Whilst it is good to see the corporation tax rates on the way down and the long awaited inheritance tax changes finally come to fruition, the single most significant impact to many small businesses will be the radical increase in the National Living Wage which will go up to £9/hour from the current £6.50/hour – an increase of nearly 40%. This combined with the pensions autoenrolment being implemented over the next two years is certainly going to hit many small businesses.

I believe the Chancellor has put a lot of the burden of recovery on small businesses through this wage rise and it will be very controversial.

Further measures to clamp down on tax evasion and aggressive tax avoidance are expected to raise an additional £5bn and the Government will abolish permanent non-dom status from April 2017.

Other measures announced include a freeze in fuel duty for the remainder of the year, a planned relaxation of Sunday trading laws for England and Wales, and a new Roads Fund which will be supported by Vehicle Excise Duty.

For a detailed overview of the Budget Report and what it means for you and your business, visit our website and read our full Report summary.
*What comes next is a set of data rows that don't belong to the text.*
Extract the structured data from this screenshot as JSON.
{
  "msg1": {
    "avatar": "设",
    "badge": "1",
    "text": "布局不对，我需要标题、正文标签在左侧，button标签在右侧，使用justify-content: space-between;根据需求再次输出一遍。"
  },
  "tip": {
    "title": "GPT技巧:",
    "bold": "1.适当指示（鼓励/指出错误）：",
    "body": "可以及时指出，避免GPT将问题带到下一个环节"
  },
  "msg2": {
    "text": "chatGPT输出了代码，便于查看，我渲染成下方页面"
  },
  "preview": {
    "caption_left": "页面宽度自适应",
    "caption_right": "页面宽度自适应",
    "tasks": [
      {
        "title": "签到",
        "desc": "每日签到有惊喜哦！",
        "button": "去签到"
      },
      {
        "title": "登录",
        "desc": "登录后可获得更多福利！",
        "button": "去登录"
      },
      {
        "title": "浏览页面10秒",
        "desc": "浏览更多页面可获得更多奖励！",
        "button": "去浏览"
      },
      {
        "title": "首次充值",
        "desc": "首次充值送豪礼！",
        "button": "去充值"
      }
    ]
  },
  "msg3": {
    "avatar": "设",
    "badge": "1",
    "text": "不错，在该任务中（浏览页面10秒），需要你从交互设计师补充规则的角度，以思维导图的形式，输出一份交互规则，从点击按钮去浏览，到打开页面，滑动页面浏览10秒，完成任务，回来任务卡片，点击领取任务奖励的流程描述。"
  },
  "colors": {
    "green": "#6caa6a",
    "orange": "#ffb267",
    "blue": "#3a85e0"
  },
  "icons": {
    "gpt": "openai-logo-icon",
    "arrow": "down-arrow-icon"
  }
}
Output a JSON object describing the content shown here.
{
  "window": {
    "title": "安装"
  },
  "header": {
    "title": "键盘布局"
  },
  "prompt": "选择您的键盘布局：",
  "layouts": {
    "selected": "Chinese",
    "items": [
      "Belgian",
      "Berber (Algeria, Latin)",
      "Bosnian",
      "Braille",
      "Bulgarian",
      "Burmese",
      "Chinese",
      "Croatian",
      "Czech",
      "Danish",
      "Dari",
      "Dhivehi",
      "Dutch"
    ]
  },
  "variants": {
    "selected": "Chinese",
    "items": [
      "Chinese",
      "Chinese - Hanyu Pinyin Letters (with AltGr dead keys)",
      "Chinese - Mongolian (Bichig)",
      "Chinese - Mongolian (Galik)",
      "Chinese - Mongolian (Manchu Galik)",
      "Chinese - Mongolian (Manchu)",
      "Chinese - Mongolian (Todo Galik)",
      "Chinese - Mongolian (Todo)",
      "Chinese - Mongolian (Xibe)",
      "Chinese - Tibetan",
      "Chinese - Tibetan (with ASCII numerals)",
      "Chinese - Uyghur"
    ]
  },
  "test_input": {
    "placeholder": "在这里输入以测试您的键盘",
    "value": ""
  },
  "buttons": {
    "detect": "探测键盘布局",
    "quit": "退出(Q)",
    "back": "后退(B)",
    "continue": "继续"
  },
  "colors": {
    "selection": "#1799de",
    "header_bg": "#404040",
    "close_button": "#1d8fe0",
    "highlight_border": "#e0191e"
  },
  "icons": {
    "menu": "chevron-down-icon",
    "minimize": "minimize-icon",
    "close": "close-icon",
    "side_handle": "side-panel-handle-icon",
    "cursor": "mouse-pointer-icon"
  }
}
WHAT THEY SAID
This is a one nation Government that does the best thing for the economy and the right thing for the country. This plan is reflected in the forecasts for debt and deficit produced today by the Office for Budget Responsibility.
Chancellor George Osborne

This Budget is less about economic strategy, more about political tactics designed by the Chancellor to help him move in next door.
Harriet Harman, Interim Labour Leader

Firms want to play their part in training up more apprentices but an apprentice levy is a blunt tool. A volunteer army is always better than conscription but the CBI will work with the Government to make the best effect of this measurement.
John Cridland, Confederation of British Industry

For young people, it was all bad news as they will not get the minimum wage boost and will suffer from cuts to higher education grants and housing benefit. And it was not a one-nation budget for public sector workers who will face years more of cuts to real wages.
Frances O'Grady, TUC

Even though offset by a welcome increase in the Employment Allowance, some will find the new national living wage challenging.
John Allan, Federation of Small Businesses

The Annual Investment Allowance has been fixed for five years, but at far too low a rate of £200,000. This will not help as many small and medium-sized businesses to invest for the future.
Simon Walker, Institute of Directors

For a detailed overview of the Budget Report and what it means for you and your business, visit our website and read our full Report summary.

 

 

About Aequitas Chartered Accountants and Registered Auditors

Aequitas are a highly regarded chartered accountancy practice that work with all sizes of owner managed business, through to SMEs and larger corporations. With specific knowledge of the print industry - Aequitas clients range from print service providers to product manufacturers - we can recommend that you get in touch with Aequitas today to find out how they can help your business.